Human Rights Aspects of the Acquisition of Agricultural Lands With Special Regard to the ECtHR Practice Concerning the So-Called "Visegrád Countries", Romania, Slovenia, Croatia, and Serbia [chapter]

György Marinkás
2022 Lectures on East Central European Legal History  
The aim of the current study is to examine how the national legal rules and judicial practice regarding the acquisition and holding of agricultural land are, in the case law of the European Court of Human Rights, linked to the right to property and the right to fair trial, as granted by Article 1 of the First Protocol to the European Convention on Human Rights and Article 6 (1) of the Convention. The study is focused on the land-related issues of the so-called "Visegrád Countries"—Czech

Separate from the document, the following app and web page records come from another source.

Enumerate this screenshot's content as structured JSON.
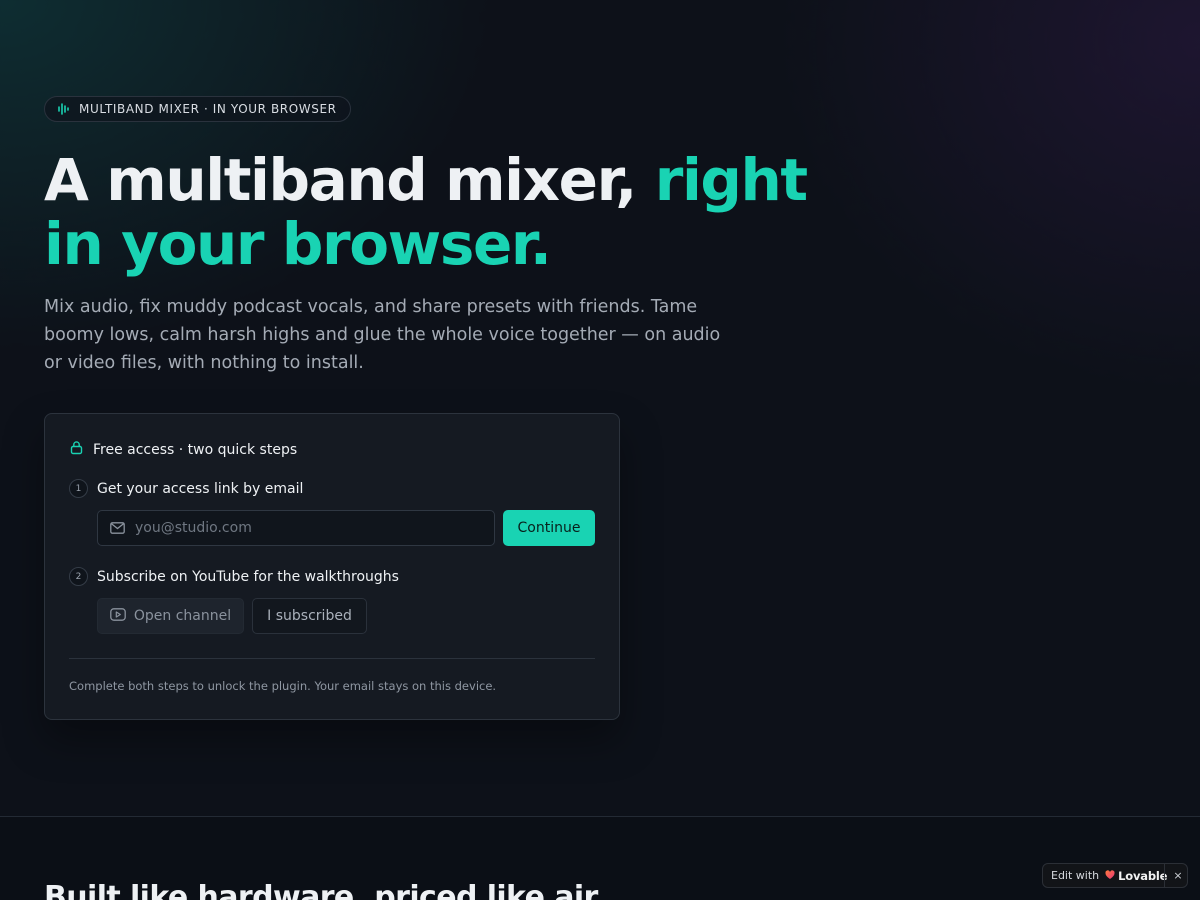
{
  "hero": {
    "eyebrow": "MULTIBAND MIXER · IN YOUR BROWSER",
    "headline_plain": "A multiband mixer, ",
    "headline_accent": "right in your browser.",
    "description": "Mix audio, fix muddy podcast vocals, and share presets with friends. Tame boomy lows, calm harsh highs and glue the whole voice together — on audio or video files, with nothing to install."
  },
  "access_card": {
    "title": "Free access · two quick steps",
    "step1": {
      "number": "1",
      "title": "Get your access link by email",
      "email_placeholder": "you@studio.com",
      "email_value": "",
      "continue_label": "Continue"
    },
    "step2": {
      "number": "2",
      "title": "Subscribe on YouTube for the walkthroughs",
      "open_channel_label": "Open channel",
      "subscribed_label": "I subscribed"
    },
    "footnote": "Complete both steps to unlock the plugin. Your email stays on this device."
  },
  "next_section": {
    "heading": "Built like hardware, priced like air."
  },
  "edit_badge": {
    "label": "Edit with",
    "brand": "Lovable",
    "close": "×"
  },
  "colors": {
    "accent": "#19d3b3",
    "background": "#0d1119",
    "card": "#151a22"
  },
  "icons": {
    "eyebrow": "waveform-icon",
    "card_title": "lock-icon",
    "email": "mail-icon",
    "open_channel": "youtube-play-icon",
    "badge": "lovable-heart-icon"
  }
}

more » ... , Hungary, Poland and Slovakia—and some other selected neighboring countries, namely Romania, Slovenia, Croatia, and Serbia, all of which are member states of the Council of Europe. The author identified two main categories of legal issues, which are relevant in the selected countries or constitute a distinctive feature of these countries. The category of compensation-related cases can be divided into three main subcategories: cases where the compensation system established by the state after the change of regime displayed systematic shortcomings; cases where the earlier proprietors' or their heirs' interests clashed with those of third parties who acquired the property in good faith; and the so-called Slovakian "Gardener cases," as the author named them, which display similarities with the second subcategory. The other main category is the issue of agricultural land acquisition by foreign natural or legal persons. However, the ECtHR's case law is not that elaborated in this question as the case law of the Court of Justice of the European Union, since, contrary to EU law—which as a rule obliges member states to provide the free disposal of agriculture land—Article 1 of Protocol No. 1 does not create a right to acquire property. However, a national legislation that, alone among the CoE member states, implemented land reform programs with some blanket restrictions on the sale of agricultural land is incompatible with the provisions of Article 1 of Protocol No. 1.
doi:10.54171/2022.jesz.aoalcbicec_2 fatcat:nvn3qjcl5zefjmff4rzbgxeeru